Description:

If you are planning to buy a new property, you will need to get the title deed transferred into your name to prove that you are the owner of the property. You will need the assistance of a lawyer specialising in property transfers (also known as a conveyancer) to help you transfer the title deed into your name. 

What You Need to Know about Title Deeds

You will only become the owner of the property when the Registrar of Deeds signs the transfer. After it has been signed, a copy of the title deed is kept at the Deeds Office  closest to you.

The deeds registry is open to any member of the public to also access information about:

  • The registered owner of a property
  • The rules surrounding a particular property
  • Interdicts and contracts involving the property
  • The purchase price of the property
  • Rules of a sectional title scheme
  • A copy of an antenuptial contract, deeds of servitude, mortgage bonds, etc.
  • A copy of a sectional title plan or the rules of a Sectional Title Scheme (note: this is not a certified copy, merely a copy for information purposes)
  • Township establishment conditions
  • Information relating to a property or deed
  • Information relating to the tracking of a deed through the registration process

Before you can obtain information from the deeds registry, have the following ready:

  • The full names and/or identity number of the owner of property, or at least his or her date of birth.
    • In the case of a community or an association of people, the name and registration number, if available, is necessary.
       
  • The correct erf number and township or farm name and number, not the street address.
    • In the case of a sectional title scheme, the section and the scheme name are required.

To obtain a copy of a deed or document from a deeds registry, you must: 

  • Go to any deeds office (deeds registries may not give out information acting on a letter or a telephone call).
  • Go to the information desk, where an official will help you complete a prescribed form and explain the procedure.
  • Request a data typist to do a search on the property, pay the required fee at the cashier's office and take the receipt back to the official at the information desk. 
    Before you can get the keys to your new house, you need a title deed
  • The receipt number will be allocated to your copy of title.
     
  • Note: Online searches for title deeds are also possible, via DeedsWeb, which is the National Department of Rural Development and Land Reform's official site for the supply of deeds registration information.

How long does it take? 

A search may take 30 to 60 minutes.

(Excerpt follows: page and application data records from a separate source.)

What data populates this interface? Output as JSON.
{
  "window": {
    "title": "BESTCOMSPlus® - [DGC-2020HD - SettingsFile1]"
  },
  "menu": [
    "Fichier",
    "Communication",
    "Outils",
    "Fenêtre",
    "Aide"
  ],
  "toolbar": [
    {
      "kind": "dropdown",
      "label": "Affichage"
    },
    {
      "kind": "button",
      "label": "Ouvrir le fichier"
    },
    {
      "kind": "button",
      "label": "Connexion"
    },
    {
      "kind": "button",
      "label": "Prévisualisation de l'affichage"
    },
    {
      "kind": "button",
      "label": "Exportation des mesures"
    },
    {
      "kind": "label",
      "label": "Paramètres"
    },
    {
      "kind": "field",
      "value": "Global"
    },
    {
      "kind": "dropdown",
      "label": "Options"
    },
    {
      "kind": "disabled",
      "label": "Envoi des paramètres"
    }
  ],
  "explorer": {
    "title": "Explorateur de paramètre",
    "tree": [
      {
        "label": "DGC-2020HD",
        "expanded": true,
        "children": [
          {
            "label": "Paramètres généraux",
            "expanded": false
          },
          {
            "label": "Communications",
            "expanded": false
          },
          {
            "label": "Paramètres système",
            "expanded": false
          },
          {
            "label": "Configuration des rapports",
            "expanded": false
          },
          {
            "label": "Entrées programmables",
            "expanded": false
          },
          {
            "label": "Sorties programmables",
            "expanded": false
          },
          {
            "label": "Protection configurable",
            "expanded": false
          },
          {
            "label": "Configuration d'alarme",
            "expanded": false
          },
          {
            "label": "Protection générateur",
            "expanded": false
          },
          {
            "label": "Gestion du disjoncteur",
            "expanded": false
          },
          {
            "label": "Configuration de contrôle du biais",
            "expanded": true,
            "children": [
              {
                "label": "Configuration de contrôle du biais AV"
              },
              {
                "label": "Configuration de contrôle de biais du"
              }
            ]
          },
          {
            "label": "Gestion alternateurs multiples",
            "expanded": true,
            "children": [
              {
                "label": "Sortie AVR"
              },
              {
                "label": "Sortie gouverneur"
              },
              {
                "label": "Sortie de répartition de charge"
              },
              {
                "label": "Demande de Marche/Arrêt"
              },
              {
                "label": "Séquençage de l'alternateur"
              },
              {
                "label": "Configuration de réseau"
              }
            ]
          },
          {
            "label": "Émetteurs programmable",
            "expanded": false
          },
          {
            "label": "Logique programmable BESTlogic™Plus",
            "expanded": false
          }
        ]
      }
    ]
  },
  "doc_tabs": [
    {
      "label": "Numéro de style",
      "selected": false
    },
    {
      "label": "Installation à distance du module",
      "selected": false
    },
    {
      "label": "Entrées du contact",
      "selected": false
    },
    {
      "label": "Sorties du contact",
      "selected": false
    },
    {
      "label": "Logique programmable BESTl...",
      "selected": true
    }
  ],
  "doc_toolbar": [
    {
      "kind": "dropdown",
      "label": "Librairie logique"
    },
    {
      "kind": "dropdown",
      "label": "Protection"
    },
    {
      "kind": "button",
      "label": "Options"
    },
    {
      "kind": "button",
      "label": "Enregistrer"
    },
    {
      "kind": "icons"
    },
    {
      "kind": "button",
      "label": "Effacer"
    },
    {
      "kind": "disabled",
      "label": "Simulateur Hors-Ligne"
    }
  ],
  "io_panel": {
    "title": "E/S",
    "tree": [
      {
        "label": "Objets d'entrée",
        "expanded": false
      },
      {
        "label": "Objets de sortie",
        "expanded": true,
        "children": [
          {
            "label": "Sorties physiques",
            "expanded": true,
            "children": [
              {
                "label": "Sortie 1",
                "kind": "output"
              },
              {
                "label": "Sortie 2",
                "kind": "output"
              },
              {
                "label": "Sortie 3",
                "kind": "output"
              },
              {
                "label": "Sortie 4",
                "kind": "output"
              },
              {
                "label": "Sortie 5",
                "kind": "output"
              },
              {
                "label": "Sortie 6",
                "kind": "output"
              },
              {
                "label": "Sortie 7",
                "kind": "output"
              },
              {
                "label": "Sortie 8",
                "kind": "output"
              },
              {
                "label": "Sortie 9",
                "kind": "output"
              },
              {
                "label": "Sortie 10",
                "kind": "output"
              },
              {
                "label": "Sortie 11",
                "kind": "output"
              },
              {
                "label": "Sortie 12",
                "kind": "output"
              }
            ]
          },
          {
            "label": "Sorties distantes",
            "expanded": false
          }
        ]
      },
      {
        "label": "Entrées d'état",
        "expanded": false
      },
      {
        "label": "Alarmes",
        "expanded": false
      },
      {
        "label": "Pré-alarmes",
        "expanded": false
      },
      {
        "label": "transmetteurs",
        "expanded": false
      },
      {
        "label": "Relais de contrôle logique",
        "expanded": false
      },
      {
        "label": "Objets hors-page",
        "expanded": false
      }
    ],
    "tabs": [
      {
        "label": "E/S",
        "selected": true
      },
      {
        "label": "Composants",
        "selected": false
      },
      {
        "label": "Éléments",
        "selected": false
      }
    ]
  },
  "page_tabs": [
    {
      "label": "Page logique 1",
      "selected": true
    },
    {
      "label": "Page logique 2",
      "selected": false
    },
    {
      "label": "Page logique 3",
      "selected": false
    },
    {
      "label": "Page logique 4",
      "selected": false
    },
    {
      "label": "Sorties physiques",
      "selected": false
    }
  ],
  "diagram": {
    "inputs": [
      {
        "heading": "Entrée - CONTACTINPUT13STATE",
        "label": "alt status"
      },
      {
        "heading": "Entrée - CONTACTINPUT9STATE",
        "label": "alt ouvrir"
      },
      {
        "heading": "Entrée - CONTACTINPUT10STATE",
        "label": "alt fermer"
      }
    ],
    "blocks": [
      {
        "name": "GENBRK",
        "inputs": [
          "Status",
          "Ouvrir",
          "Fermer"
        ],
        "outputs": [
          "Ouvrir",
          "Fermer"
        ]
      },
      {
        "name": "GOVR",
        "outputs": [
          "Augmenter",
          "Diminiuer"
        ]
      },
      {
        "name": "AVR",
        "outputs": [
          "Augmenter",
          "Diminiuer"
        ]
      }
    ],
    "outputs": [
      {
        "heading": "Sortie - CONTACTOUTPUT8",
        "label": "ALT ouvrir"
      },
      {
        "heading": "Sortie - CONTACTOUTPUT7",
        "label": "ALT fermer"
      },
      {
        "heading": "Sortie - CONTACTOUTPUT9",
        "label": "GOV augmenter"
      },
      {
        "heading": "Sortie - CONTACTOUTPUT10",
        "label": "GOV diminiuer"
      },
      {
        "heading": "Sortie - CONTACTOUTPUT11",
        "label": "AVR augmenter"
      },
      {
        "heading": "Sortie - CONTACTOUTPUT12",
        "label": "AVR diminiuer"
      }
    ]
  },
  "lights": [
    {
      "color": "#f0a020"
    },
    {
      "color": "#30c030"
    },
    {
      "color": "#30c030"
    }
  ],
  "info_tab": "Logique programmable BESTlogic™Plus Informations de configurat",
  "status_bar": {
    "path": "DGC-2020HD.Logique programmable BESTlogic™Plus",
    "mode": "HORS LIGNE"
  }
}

In some of the larger offices, the copy of a deed is posted or it must be collected after a certain period of time.

How much does it cost?

  • Copy of antenuptial contract or deed for information purposes: R58
  • Copy of a document: R8 per page.
  • Copy of township's establishment conditions: R8 per page.
  • For an enquiry relating to a person, property or deed: R8 per enquiry (this is supplied in the form of a computer printout)
  • For the supply of registration information in respect of a series of properties: R8 per property.
  • For a deeds office tracking system enquiry: R8 per enquiry (this is supplied in the form of a computer printout).
  • For any unattended continuous search for information for each hour or part thereof: R20
  • For any enquiry not specially provided for, a fee to be fixed by the registrar, provided the minimum fee shall be R8

    Note: Cash payments only.

For more information, please contact:

You will need to obtain a title deed even if you buy an apartment
Tania Smidt 
  • Tel: 021 464 7600
  • Fax: 021 464 7725/27 

Physical Address:

New Revenue Building
90 Plein Street
Cape Town
8001

Postal Address:

Registrar of Deeds, Cape Town
Private Bag X9073
Cape Town
8000

Provided by:
Government Body: (The Government of South Africa)
The content on this page was last updated on 27 January 2015